. In the Germanic saga the 'Nibelungenlied' she was a queen of Iceland and the wife of Günther
. Both of these characters were probably inspired by the eventful life of the 6th-century Frankish queen Brunhilda (of Visigothic birth).
BRYNm & fWelsh, English
Means "hill, mound" in Welsh. It is now used as a feminine name as well.
BRYNHILDRfNorse Mythology, Ancient Scandinavian
Old Norse cognate of BRÜNHILD
. In the Norse legend the 'Volsungasaga' Brynhildr was rescued by the hero Sigurd
in the guise of Gunnar
. Brynhildr and Gunnar were married, but when Sigurd's wife Gudrun
let slip that it was in fact Sigurd who had rescued her, Brynhildr plotted against him. She accused Sigurd of taking her virginity, spurring Gunnar to arrange Sigurd's murder.
From the name of a type of Eurasian vine, formerly used as medicine. It ultimately derives from Greek βρυω (bryo)
Diminutive of ELIZABETH
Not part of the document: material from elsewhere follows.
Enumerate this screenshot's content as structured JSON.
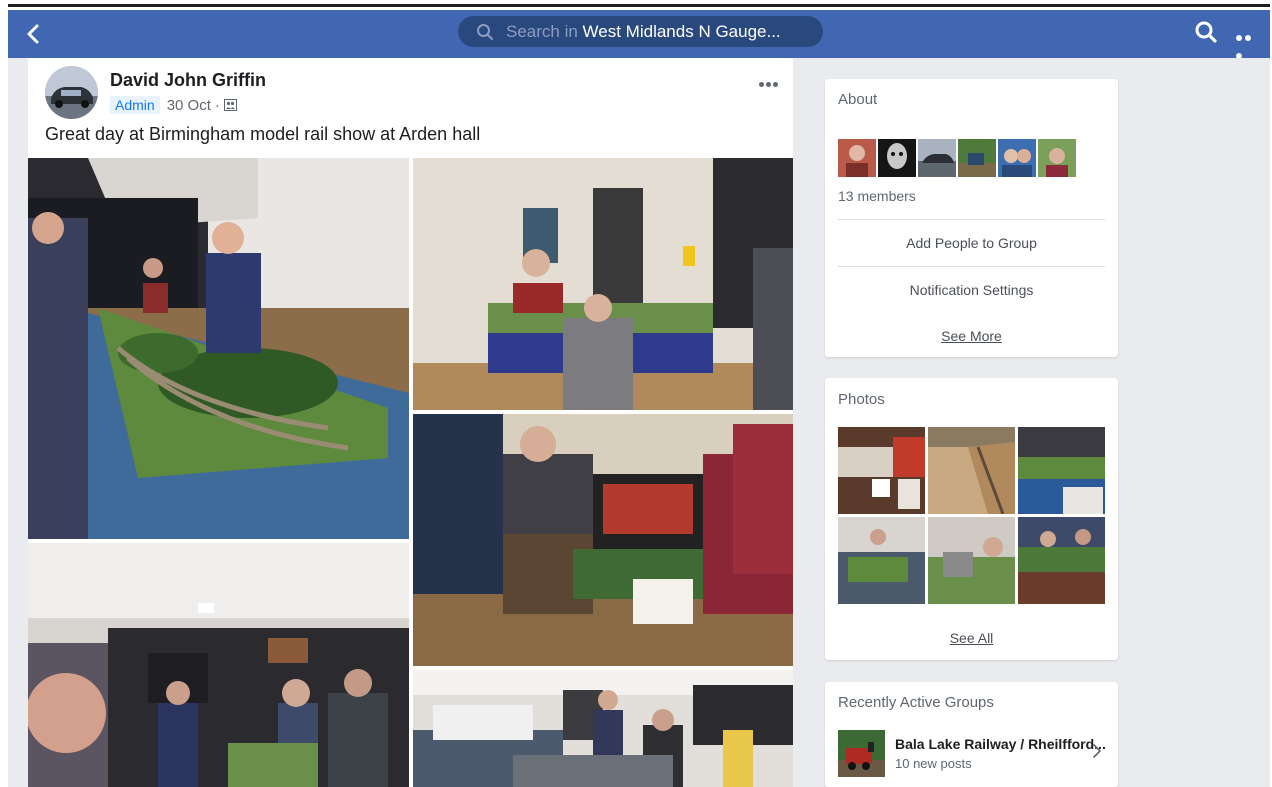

, from a child's pronunciation of the final syllable. It is now associated with the main character from the television series 'Buffy the Vampire Slayer' (1997-2003).
This name can refer either to the region in France, the wine (which derives from the name of the region), or the colour (which derives from the name of the wine).
From an English word meaning "rhythm, flow". It has been in use only since the 20th century.
From the name of a type of lily. Use of the name may also be inspired by Greek καλλος (kallos)